#RSAC: New Decisions Needed Over Nation State Attacks, says Microsoft President
Speaking at RSA Conference 2017 this morning Brad Smith, president and chief legal officer at Microsoft, said that we now live in a world of constant and turbulent change. When we think about cybersecurity, we are clearly dealing with a growing problem in need of new decisions.
That problem has been evident in changes in cyber-attacks over the last few years, he argued, and it’s something that has made the cybersecurity effort even more challenging—the entry of more nation state attacks.
“Think about the decade we are traversing—we’ve seen nation state attacks burst into the news in terms of geopolitical controversies, we’ve seen them become even more pronounced.”
Smith pointed to the Sony Pictures hack as a significant turning point here, as it was a nation state attack not related to espionage or to the military, but an attack on a private company for engaging in freedom of expression, and it got our attention as it directly affected innocent civilians.
“Cyber space is the new battlefield. The world of potential war has migrated from land to air and now cyber space—but cyber space is a new kind of space. Cyberspace is us, it’s owned and operated by the private sector, and that puts us in a different position. When it comes to these attacks in cyber space, we are the world’s first responders.”
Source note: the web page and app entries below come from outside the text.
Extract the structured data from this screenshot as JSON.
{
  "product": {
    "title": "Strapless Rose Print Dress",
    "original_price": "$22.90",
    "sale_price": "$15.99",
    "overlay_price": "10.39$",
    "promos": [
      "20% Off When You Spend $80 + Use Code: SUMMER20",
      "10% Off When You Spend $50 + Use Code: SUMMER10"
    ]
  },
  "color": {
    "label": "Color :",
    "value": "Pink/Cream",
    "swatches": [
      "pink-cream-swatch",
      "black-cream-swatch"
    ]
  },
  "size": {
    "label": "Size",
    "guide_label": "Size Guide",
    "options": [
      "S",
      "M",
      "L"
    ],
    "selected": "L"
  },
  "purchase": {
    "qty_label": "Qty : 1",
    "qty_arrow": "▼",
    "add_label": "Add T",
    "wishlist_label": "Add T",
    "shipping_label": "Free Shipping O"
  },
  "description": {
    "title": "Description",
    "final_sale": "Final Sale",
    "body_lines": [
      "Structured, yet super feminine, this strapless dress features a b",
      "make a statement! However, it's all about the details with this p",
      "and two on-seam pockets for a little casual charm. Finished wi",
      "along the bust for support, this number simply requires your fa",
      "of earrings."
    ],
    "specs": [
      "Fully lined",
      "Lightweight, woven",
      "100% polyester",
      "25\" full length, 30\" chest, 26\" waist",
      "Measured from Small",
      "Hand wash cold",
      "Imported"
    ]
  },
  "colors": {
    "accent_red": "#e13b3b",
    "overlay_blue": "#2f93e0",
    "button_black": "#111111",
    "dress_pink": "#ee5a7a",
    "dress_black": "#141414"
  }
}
This is not the world that the internet’s inventors envisaged, he added, but it’s the world that we inhabit today.
“Above all else, nation state attacks call on us as employees, as an industry, as private citizens, to ask ourselves one fundamental question: what are we going to do."
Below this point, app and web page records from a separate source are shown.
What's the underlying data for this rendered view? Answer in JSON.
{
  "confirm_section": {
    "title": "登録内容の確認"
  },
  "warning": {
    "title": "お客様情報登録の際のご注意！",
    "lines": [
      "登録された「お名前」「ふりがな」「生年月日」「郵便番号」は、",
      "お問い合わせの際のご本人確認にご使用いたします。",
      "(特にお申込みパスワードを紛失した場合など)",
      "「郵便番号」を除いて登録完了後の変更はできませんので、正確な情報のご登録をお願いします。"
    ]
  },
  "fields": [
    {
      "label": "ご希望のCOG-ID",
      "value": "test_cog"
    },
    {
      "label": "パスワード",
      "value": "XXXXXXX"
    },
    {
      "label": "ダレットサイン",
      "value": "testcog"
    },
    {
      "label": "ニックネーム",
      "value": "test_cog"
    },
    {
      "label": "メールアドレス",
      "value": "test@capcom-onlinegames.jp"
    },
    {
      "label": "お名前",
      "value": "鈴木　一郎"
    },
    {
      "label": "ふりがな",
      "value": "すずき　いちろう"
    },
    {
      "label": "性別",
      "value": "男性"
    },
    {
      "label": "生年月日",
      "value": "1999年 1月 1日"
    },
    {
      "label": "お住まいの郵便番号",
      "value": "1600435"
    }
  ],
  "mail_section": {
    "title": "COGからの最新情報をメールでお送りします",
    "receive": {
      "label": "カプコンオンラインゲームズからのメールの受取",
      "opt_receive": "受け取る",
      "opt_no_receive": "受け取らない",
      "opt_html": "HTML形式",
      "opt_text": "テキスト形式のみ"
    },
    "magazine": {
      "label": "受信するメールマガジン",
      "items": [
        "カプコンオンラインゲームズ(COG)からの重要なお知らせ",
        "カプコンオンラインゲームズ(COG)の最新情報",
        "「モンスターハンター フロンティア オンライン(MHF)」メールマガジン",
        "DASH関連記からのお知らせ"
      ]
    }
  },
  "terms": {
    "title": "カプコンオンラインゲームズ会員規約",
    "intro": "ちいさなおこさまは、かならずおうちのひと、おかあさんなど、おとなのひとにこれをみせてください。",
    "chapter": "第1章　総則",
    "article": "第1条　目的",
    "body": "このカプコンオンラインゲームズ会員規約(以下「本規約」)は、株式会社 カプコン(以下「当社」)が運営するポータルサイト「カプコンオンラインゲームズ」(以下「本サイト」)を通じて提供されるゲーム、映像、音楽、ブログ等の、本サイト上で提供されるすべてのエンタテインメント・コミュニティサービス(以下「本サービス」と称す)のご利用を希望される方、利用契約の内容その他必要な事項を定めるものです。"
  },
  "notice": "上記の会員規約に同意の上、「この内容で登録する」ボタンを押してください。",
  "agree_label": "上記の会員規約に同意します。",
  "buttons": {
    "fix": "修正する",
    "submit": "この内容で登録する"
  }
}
For Smith, there are three key things that we need to consider to tackle this problem:
1. Recognize the opportunity each of us has to do make a difference ourselves, and realize we have to do more: “We are far away from declaring victory,” he said. “We are going to need to do more if we are going to address this problem effectively.”
2. We need to call on the world’s governments to come together to protect civilians in times of peace: “We need a convention that will call on the world’s governments to pledge they will not engage in cyber-attacks on the private sector, that they will not target civilian infrastructure, and work with the private sector to respond to vulnerabilities.”
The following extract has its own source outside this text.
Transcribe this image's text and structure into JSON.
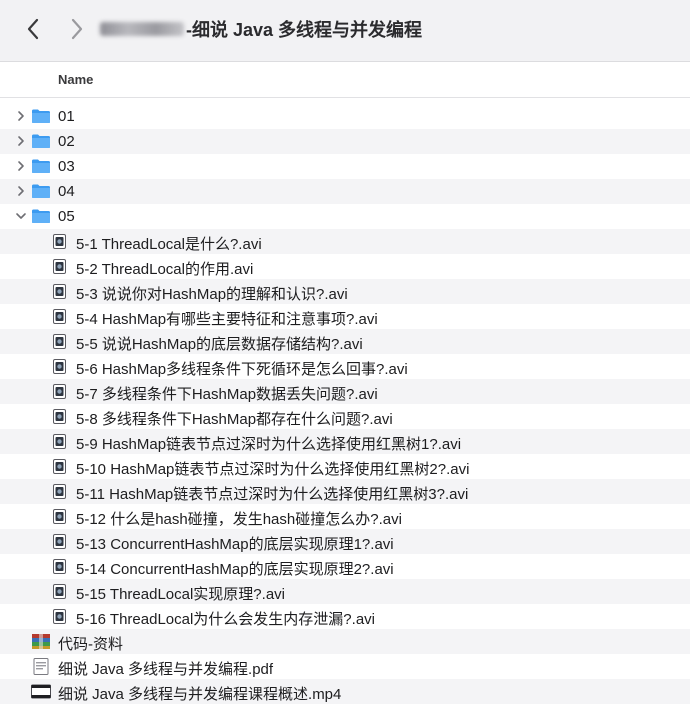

3. We need to act more collectively—we need to come together and sign our own pledge in conjunction with the world’s states. “We need to pledge that we will protect customers and we will focus on defense; to be concrete in pledging how we will collaborate together to respond to attacks, to provide patches to customers everywhere and to do our part to address the world’s needs.”
To conclude, Smith quipped: “The world needs to retain its trust in technology, and we need to retain the world’s trust,” by ensuring our industry is focused on protecting everyone, everywhere, and is not involved in attacking or assisting to attack anyone, anywhere, at any time.
Source: Information Security Magazine